The church was built in 1899 by Patton, Fisher and Miller, an architectural firm that designed dozens of institutions across the region, including the Illinois Institute of Technology. Its Romanesque Revival style — identifiable by its masonry construction, round arches and decorative plaque — was popular in the mid-19th century, especially for public buildings and residential mansions.

At its height, Monumental had more than 800 members walking through its doors each week and was known for its extravagant production of Handel’s “Messiah” every December. People from all over would pack the room, so much so that some were turned away, according to a December 1979 Ebony Magazine article.

Monumental’s membership dwindled over the years. When Lee joined in 2018, the church had 30 parishioners. He was able to grow it to 70 people before the pandemic caused it to drop again.

Credit: Jamie Nesbitt Golden
Built in Romanesque Revival style, the 103 year-old building has round, dramatic arches and masonry construction.

So the church pivoted. It livestreamed worship services, partnered with the Illinois Department of Public Health to provide COVID-19 testing and held clothing drives to help women-focused organizations. Plans to “adopt” a nearby elementary school to mentor kids are also in the works, Lee said. 

The faithful still come every Sunday, congregating in a multipurpose room off of the sanctuary. In time, the congregation will grow, Lee said.

“We’re resilient. Perserverant. Committed. Our approach is sharing he gospel and extending it with acts of service. For us, it’s real. It’s about living, not just talking,” Lee said.

Subscribe to Block Club Chicago, an independent, 501(c)(3), journalist-run newsroom. Every dime we make funds reporting from Chicago’s neighborhoods.

Click here to support Block Club with a tax-deductible donation. 

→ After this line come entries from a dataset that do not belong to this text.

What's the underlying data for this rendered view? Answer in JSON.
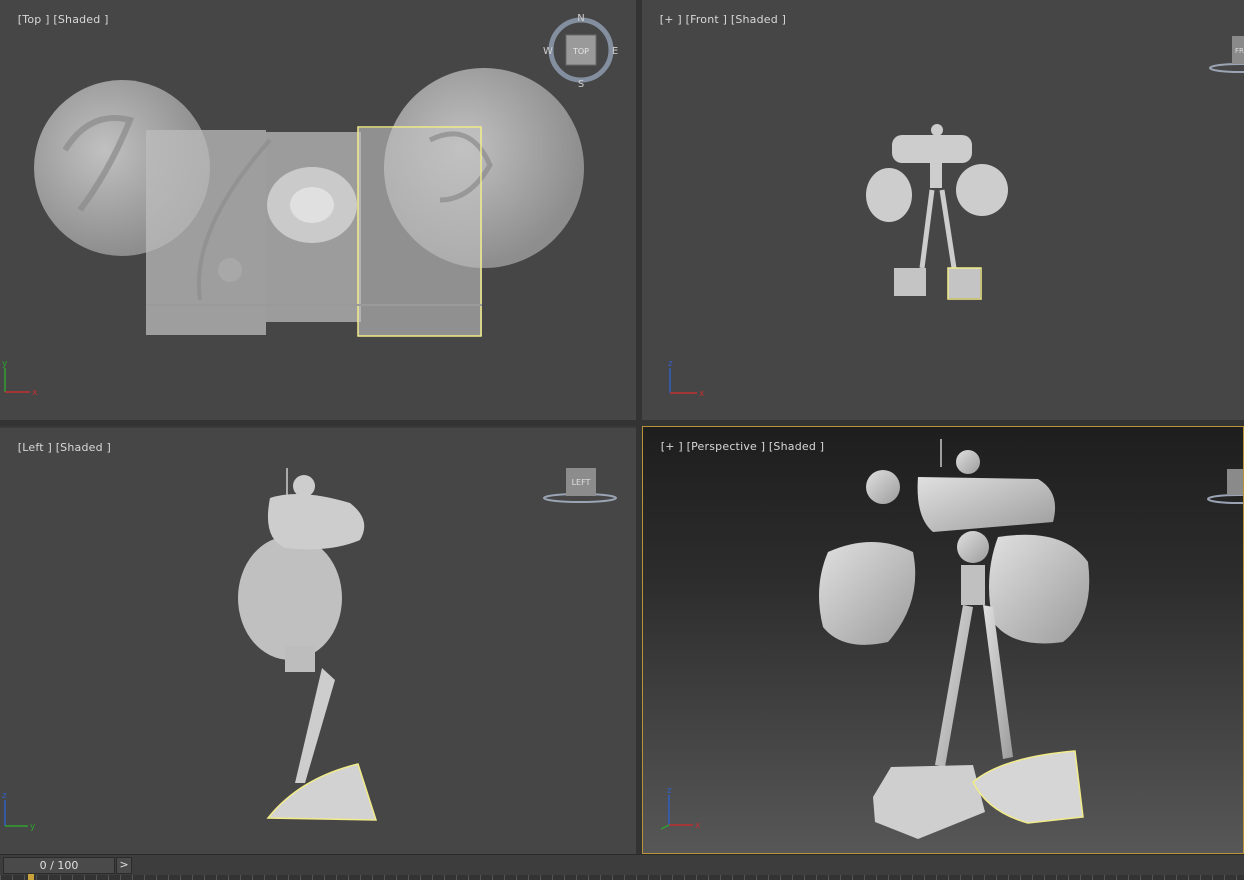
{
  "viewports": {
    "top": {
      "label_parts": [
        "[Top ]",
        "[Shaded ]"
      ]
    },
    "front": {
      "label_parts": [
        "[+ ]",
        "[Front ]",
        "[Shaded ]"
      ]
    },
    "left": {
      "label_parts": [
        "[Left ]",
        "[Shaded ]"
      ]
    },
    "perspective": {
      "label_parts": [
        "[+ ]",
        "[Perspective ]",
        "[Shaded ]"
      ]
    }
  },
  "viewcube": {
    "top_face": "TOP",
    "left_face": "LEFT",
    "front_face_partial": "FR",
    "compass": {
      "north": "N",
      "south": "S",
      "east": "E",
      "west": "W"
    }
  },
  "axes": {
    "top": {
      "vertical": "y",
      "horizontal": "x"
    },
    "front": {
      "vertical": "z",
      "horizontal": "x"
    },
    "left": {
      "vertical": "z",
      "horizontal": "y"
    },
    "perspective": {
      "vertical": "z",
      "horizontal": "x"
    }
  },
  "timeline": {
    "frame_display": "0 / 100",
    "next_label": ">"
  },
  "colors": {
    "viewport_bg": "#464646",
    "active_border": "#b8933a",
    "selection": "#f1eb8a",
    "model": "#cfcfcf",
    "axis_x": "#c03030",
    "axis_y": "#30a030",
    "axis_z": "#3060c0"
  }
}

Thanks for subscribing to Block Club Chicago, an independent, 501(c)(3), journalist-run newsroom. Every dime we make funds reporting from Chicago’s neighborhoods. Click here to support Block Club with a tax-deductible donation.

Listen to “It’s All Good: A Block Club Chicago Podcast”: